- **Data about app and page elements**
== == ==

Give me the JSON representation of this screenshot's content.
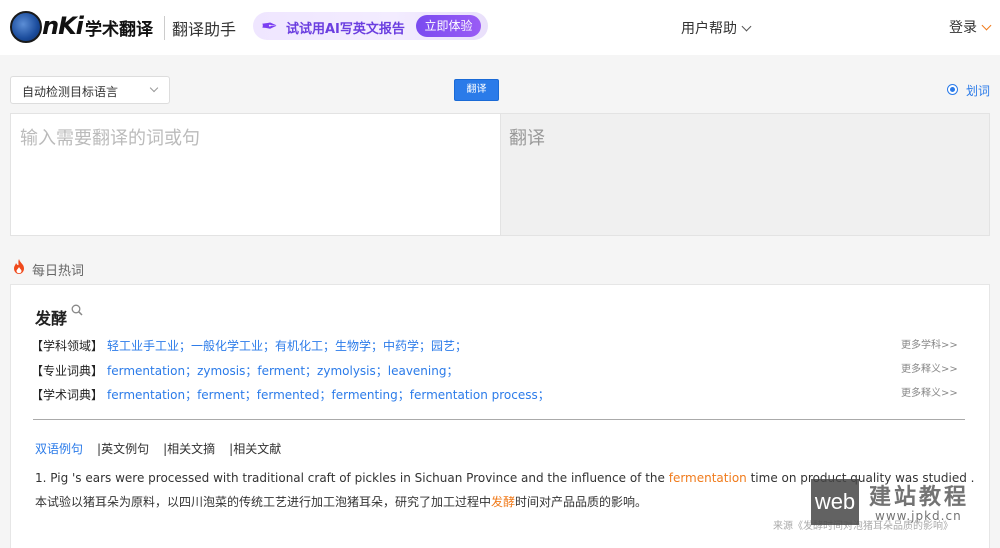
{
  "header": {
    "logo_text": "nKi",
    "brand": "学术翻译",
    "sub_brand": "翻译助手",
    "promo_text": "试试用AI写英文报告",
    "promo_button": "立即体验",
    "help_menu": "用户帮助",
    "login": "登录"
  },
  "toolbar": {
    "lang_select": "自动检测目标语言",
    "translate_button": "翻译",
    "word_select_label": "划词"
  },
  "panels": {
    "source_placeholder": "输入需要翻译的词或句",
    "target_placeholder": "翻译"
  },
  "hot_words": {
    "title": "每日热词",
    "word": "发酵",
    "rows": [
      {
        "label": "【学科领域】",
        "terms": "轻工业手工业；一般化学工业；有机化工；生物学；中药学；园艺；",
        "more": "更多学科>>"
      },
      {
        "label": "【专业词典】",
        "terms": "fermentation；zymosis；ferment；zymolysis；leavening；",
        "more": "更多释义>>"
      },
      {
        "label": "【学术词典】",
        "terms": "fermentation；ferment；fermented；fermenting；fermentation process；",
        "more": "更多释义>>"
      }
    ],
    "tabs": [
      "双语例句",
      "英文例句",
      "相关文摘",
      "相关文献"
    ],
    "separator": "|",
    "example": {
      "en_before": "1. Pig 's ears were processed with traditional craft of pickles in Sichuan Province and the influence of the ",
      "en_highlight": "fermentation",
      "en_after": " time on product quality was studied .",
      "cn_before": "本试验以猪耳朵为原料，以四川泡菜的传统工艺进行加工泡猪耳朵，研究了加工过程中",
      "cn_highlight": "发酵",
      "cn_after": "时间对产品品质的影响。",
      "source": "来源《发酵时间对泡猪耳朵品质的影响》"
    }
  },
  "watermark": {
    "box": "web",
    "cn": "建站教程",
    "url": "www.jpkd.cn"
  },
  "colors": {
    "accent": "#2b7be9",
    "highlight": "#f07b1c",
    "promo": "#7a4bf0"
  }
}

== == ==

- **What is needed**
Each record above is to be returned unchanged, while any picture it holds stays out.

- **Result of the exercise**
Give me the JSON representation of this screenshot's content.
{
  "header": {
    "logo_text": "nKi",
    "brand": "学术翻译",
    "sub_brand": "翻译助手",
    "promo_text": "试试用AI写英文报告",
    "promo_button": "立即体验",
    "help_menu": "用户帮助",
    "login": "登录"
  },
  "toolbar": {
    "lang_select": "自动检测目标语言",
    "translate_button": "翻译",
    "word_select_label": "划词"
  },
  "panels": {
    "source_placeholder": "输入需要翻译的词或句",
    "target_placeholder": "翻译"
  },
  "hot_words": {
    "title": "每日热词",
    "word": "发酵",
    "rows": [
      {
        "label": "【学科领域】",
        "terms": "轻工业手工业；一般化学工业；有机化工；生物学；中药学；园艺；",
        "more": "更多学科>>"
      },
      {
        "label": "【专业词典】",
        "terms": "fermentation；zymosis；ferment；zymolysis；leavening；",
        "more": "更多释义>>"
      },
      {
        "label": "【学术词典】",
        "terms": "fermentation；ferment；fermented；fermenting；fermentation process；",
        "more": "更多释义>>"
      }
    ],
    "tabs": [
      "双语例句",
      "英文例句",
      "相关文摘",
      "相关文献"
    ],
    "separator": "|",
    "example": {
      "en_before": "1. Pig 's ears were processed with traditional craft of pickles in Sichuan Province and the influence of the ",
      "en_highlight": "fermentation",
      "en_after": " time on product quality was studied .",
      "cn_before": "本试验以猪耳朵为原料，以四川泡菜的传统工艺进行加工泡猪耳朵，研究了加工过程中",
      "cn_highlight": "发酵",
      "cn_after": "时间对产品品质的影响。",
      "source": "来源《发酵时间对泡猪耳朵品质的影响》"
    }
  },
  "watermark": {
    "box": "web",
    "cn": "建站教程",
    "url": "www.jpkd.cn"
  },
  "colors": {
    "accent": "#2b7be9",
    "highlight": "#f07b1c",
    "promo": "#7a4bf0"
  }
}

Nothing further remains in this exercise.